Paying respects in Mao’s home town.
EPA/How Hwee Young
Five decades ago, China began a decade of devastating crackdowns and purges – and the causes are still poorly understood.
How Hwee Young/EPA
New law is a sign of a more muscular Chinese internet protectionism.
Hero of the hour: BBC London talkback host, Simon Lederman.
Media should confront hate speech, not merely censor it.
Even talking to a colleague at an academic conference overseas could have harsh ramifications.
Researchers face stiff fines or even jail time if they inadvertently communicate with foreign colleagues about matters deemed to have a military use.
The debate around around children and online porn is more than just requiring sites ask their age.

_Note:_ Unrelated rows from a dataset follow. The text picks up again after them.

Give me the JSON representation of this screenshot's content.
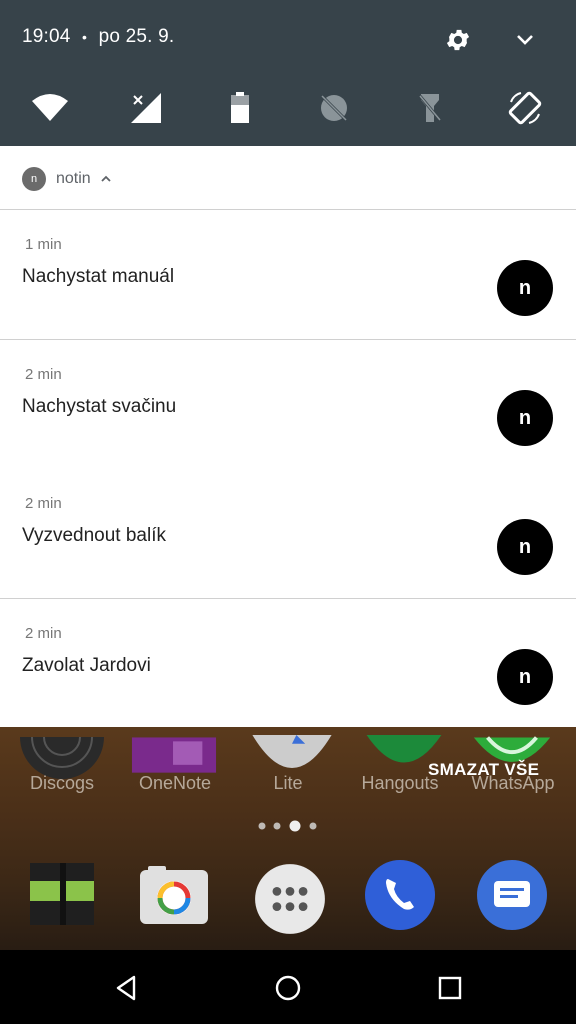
{
  "status": {
    "time": "19:04",
    "separator": "•",
    "date": "po 25. 9."
  },
  "quick_settings": {
    "tiles": [
      "wifi-icon",
      "cell-signal-off-icon",
      "battery-icon",
      "data-saver-icon",
      "flashlight-off-icon",
      "auto-rotate-icon"
    ]
  },
  "notification_group": {
    "app_badge": "n",
    "app_name": "notin"
  },
  "notifications": [
    {
      "time": "1 min",
      "title": "Nachystat manuál",
      "avatar": "n"
    },
    {
      "time": "2 min",
      "title": "Nachystat svačinu",
      "avatar": "n"
    },
    {
      "time": "2 min",
      "title": "Vyzvednout balík",
      "avatar": "n"
    },
    {
      "time": "2 min",
      "title": "Zavolat Jardovi",
      "avatar": "n"
    }
  ],
  "home": {
    "clear_all": "SMAZAT VŠE",
    "apps": [
      {
        "label": "Discogs"
      },
      {
        "label": "OneNote"
      },
      {
        "label": "Lite"
      },
      {
        "label": "Hangouts"
      },
      {
        "label": "WhatsApp"
      }
    ]
  },
  "colors": {
    "header_bg": "#37434a",
    "notification_bg": "#ffffff",
    "avatar_bg": "#000000"
  }
}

Beware: free speech can be painful.
Academics must teach students how to think – not what to think.
Eagles of Death Metal members Jesse Hughes and guitarist Dave Catching pay their respects to the victims of the November 13 attacks.
Live music has been targeted by terrorism ... but it also offers an antidote to it.
Big news for Myanmar.
Reuters/Soe Zeya Tun
Victory for Aung San Suu Kyi’s National League for Democracy does not necessarily mean free speech is a given.
Where should schools draw the line?
Courts have left teachers and administrators without adequate guidance on schoolchildren's free speech rights. Should schools exercise censorship?
Marilyn Monroe appeared on the cover of Playboy’s first issue in 1953.
According to a pornography historian, Playboy was always able to stay above the fray because nudity was never central to its brand.
Banned Books Week highlights books that have been challenged or permanently removed from library shelves.
'Shelves' via www.shutterstock.com
While legal precedent makes banning books difficult, it still happens.
Al Jazeera journalist Mohamed Fahmy is jailed for three years in Egypt.
The news that two British journalists and their unnamed Iraqi colleague were arrested and charged by the Turkish authorities [though released following publication of this article] for “engaging in terror…
Audrey Hepburn and George Peppard get it on in Breakfast at Tiffany’s.
A gesture of desire, sexuality and the erotic, the screen kiss has often been subject to censorship and controversy. But for directors game to bend the rules, the kiss can be a subversive act.
China’s mourning over the Tianjin disaster has taken place both online and off.
Kim Kyung Hoon/Reuters
Social media is rewriting patterns of communication in China.
Two months after the bombing at Hiroshima.
US Department of Defense
US military censors contained information after the bombings at Hiroshima and Nagasaki, leaving Americans with a limited understanding of the impact of radiation.
Proposals by the Film and Publications Board to monitor online activities may be much more difficult to implement than envisaged.
Censorship may not be the answer, but there needs to be acknowledgement of the challenges involved in the disruption of media that the internet is wreaking across the planet and in people's homes.
Spoiler: big fish eats a few people then gets killed.
40 years ago, Steven Spielberg's shark attack classic wowed cinemagoers and ushered in the modern blockbuster. It also helped create a climate from which horror has yet to recover.
The War Game depicted true horror of nuclear war.
Controversy has raged down the years over whether the film was censored by the government. Now secret files reveal the truth after 50 years.
Thai Prime Minister Prayuth Chan-ocha shows little sign of listening to growing public opposition to his military junta’s authoritarian rule.
A year ago, a military coup toppled Thailand's elected government. The junta promised elections once a new constitution is adopted, but its authoritarian rule betrays a hostility to real democracy.
Mukesh Singh, one of the convicted rapists interviewed in India’s Daughter.
India's government has always been highly sensitive to the way its country is depicted in the British media.